The charges further damage the former prime minister's chances at winning the two-round April 23-May 7 presidential election in which he once was viewed as the leading contender.
Investigating judges filed the charges Tuesday, Celine Clement-Petremann of the national financial prosecutor's office said. It was a surprise move — Fillon had said the judges summoned him for Wednesday, but they apparently moved up the decision.
Fillon is accused of misusing public funds, receiving money from the misuse of public funds, complicity in misusing public funds and improper declaration of assets, among other charges, the prosecutor's office said.
Fillon has denied wrongdoing and vowed to continue his campaign.
While it is legal in France for politicians to hire family members for legitimate jobs, the case against Fillion hinges on whether parliamentary positions he gave to his wife, Penelope, and two of their five children were real or fictitious.
Fillon's family members insist they did the work for which they were generously paid.
Legally, Fillon's case is about to enter into a new phase. Politically, the conservative candidate intends to keep campaigning.
Fillon initially said he would quit the presidential race if he were charged. However, he later decided to maintain his candidacy, explaining he has the legitimate winner of the conservative primary and that his Republicans party had no plan B to replace him as the nominee.
The decision caused a deep rift within the party, prompting many to abandon his campaign.
"There is only one thing that exists in a democracy: it's the people's will. The French will choose", he said Monday in a news conference.
Once a front-runner of the presidential campaign, Fillon has seen his popularity drop following successive waves of revelations in French newspaper reports since January.
The allegations over the allegedly illusory jobs have been particularly damaging to his campaign because Fillon used to tout his reputation for probity.
"Those who don't respect the laws of the Republic should not be allowed to run. There's no point in talking about authority when one's not beyond reproach," he said while running for the conservative nomination.
Independent centrist candidate Emmanuel Macron has overtaken Fillion in pre-election polls, increasingly appearing as the new front-runner.

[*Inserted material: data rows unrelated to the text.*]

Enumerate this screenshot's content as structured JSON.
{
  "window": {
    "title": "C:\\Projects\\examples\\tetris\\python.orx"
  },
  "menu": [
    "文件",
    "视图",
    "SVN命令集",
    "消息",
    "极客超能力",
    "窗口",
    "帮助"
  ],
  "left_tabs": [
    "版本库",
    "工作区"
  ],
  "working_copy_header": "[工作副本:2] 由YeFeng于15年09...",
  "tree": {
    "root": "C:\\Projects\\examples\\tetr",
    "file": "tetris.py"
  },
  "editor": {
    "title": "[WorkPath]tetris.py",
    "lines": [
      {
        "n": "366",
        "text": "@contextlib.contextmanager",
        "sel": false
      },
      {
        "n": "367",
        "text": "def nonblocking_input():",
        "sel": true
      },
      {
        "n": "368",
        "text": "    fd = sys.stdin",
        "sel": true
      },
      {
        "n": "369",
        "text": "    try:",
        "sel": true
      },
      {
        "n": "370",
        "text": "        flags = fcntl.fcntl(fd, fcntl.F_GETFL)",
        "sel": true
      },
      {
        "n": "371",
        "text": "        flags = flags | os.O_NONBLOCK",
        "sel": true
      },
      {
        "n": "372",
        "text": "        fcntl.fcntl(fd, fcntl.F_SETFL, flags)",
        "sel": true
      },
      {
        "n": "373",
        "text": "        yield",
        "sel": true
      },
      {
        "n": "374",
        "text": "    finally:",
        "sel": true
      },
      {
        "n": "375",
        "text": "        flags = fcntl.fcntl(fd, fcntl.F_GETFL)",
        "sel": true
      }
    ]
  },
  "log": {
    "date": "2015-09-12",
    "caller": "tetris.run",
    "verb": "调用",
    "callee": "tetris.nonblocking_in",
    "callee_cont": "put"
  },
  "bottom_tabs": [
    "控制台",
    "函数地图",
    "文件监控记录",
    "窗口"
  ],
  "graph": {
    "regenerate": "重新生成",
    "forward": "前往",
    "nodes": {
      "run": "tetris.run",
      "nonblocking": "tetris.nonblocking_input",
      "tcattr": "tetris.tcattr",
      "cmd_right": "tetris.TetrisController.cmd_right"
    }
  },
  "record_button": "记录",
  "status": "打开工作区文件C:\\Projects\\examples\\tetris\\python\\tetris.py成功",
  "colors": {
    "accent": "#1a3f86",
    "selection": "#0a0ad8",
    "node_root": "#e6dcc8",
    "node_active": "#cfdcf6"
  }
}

Another top contender also has caught the attention of judicial investigators. Far-right leader Marine Le Pen and some members of her National Front party are targeted in several ongoing investigations.
Last week, Le Pen refused to appear before judges in a case concerning her European parliamentary aides.

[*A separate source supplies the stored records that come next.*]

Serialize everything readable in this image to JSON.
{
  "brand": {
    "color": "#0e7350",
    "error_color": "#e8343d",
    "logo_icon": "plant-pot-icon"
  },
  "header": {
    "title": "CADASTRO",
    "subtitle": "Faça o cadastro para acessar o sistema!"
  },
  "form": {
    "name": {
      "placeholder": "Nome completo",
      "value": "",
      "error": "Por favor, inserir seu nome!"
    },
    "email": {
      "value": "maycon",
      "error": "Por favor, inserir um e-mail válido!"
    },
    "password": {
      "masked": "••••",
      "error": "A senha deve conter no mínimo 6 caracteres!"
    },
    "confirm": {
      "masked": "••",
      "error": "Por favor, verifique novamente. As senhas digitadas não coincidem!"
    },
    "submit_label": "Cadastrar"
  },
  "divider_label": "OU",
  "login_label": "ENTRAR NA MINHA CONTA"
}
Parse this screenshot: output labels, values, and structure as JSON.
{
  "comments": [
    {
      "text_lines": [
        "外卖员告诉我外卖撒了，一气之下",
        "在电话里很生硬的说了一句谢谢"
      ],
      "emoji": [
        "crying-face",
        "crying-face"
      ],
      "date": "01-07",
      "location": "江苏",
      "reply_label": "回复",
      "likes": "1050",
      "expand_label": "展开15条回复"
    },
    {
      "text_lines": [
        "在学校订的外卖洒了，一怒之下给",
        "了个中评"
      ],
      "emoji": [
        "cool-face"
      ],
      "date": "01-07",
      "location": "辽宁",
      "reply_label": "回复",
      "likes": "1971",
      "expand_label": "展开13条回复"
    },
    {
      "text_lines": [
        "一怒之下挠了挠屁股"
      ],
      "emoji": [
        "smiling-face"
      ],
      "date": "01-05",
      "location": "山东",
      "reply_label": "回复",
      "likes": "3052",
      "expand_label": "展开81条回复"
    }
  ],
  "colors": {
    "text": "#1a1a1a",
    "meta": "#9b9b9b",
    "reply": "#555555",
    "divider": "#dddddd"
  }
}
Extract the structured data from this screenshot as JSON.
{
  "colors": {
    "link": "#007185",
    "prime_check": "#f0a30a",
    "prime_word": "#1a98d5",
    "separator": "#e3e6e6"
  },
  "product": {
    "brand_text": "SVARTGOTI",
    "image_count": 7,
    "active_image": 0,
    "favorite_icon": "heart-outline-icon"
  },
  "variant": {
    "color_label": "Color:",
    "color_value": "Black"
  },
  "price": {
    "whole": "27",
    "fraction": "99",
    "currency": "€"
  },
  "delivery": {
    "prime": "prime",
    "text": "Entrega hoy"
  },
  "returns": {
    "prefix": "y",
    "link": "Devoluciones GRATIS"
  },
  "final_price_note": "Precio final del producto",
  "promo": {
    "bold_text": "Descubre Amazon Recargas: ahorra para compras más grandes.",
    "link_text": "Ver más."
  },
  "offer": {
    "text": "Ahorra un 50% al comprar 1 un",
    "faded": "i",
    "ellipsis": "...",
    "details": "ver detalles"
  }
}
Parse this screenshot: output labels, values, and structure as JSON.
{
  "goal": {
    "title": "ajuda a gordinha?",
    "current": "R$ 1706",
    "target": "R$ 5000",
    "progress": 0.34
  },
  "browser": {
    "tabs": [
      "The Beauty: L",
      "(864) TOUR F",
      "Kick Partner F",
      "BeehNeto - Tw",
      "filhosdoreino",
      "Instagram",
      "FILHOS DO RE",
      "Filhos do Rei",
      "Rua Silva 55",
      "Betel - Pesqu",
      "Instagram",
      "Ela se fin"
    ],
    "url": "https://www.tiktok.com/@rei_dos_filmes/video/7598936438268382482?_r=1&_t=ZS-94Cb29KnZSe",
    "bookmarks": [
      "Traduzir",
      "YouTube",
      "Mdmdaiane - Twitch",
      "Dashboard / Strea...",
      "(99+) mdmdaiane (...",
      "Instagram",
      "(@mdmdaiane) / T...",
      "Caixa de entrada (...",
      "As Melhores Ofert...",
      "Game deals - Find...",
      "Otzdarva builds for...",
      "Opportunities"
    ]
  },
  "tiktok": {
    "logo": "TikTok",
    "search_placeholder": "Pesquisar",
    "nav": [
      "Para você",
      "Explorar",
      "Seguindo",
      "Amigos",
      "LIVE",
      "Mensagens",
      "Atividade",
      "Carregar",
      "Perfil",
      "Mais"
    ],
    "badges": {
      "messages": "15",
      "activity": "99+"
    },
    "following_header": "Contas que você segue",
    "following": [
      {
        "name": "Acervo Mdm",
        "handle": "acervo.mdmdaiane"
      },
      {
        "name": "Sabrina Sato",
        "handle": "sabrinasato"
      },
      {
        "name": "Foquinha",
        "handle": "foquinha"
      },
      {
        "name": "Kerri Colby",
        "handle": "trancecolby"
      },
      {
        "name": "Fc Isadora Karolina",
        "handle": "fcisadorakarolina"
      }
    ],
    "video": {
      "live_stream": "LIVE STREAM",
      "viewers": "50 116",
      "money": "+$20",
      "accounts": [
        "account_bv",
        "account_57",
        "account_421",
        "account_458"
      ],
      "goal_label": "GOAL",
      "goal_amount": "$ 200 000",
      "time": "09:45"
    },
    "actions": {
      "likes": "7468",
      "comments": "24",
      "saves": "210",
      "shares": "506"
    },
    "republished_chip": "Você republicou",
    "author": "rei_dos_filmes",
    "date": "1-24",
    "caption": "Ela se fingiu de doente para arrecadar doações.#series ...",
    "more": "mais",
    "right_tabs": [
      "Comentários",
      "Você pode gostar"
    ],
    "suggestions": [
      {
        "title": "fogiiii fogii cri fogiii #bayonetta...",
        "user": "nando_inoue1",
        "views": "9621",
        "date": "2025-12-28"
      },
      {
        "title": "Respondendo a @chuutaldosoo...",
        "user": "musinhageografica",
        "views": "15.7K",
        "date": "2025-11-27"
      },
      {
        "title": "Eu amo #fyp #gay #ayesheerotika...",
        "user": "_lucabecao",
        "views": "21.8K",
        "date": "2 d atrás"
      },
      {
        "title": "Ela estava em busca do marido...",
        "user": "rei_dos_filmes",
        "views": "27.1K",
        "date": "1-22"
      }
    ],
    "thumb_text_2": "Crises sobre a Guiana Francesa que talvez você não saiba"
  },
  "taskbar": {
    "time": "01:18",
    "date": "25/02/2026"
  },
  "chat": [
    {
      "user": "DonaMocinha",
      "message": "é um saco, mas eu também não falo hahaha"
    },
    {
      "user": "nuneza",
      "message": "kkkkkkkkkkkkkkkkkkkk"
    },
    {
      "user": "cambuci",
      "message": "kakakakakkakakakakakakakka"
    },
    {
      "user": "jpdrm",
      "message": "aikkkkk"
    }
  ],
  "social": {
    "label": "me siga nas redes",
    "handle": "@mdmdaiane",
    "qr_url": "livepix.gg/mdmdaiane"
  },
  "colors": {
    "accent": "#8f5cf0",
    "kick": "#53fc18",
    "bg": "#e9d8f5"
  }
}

Polls show Le Pen is likely to reach the second round of the election.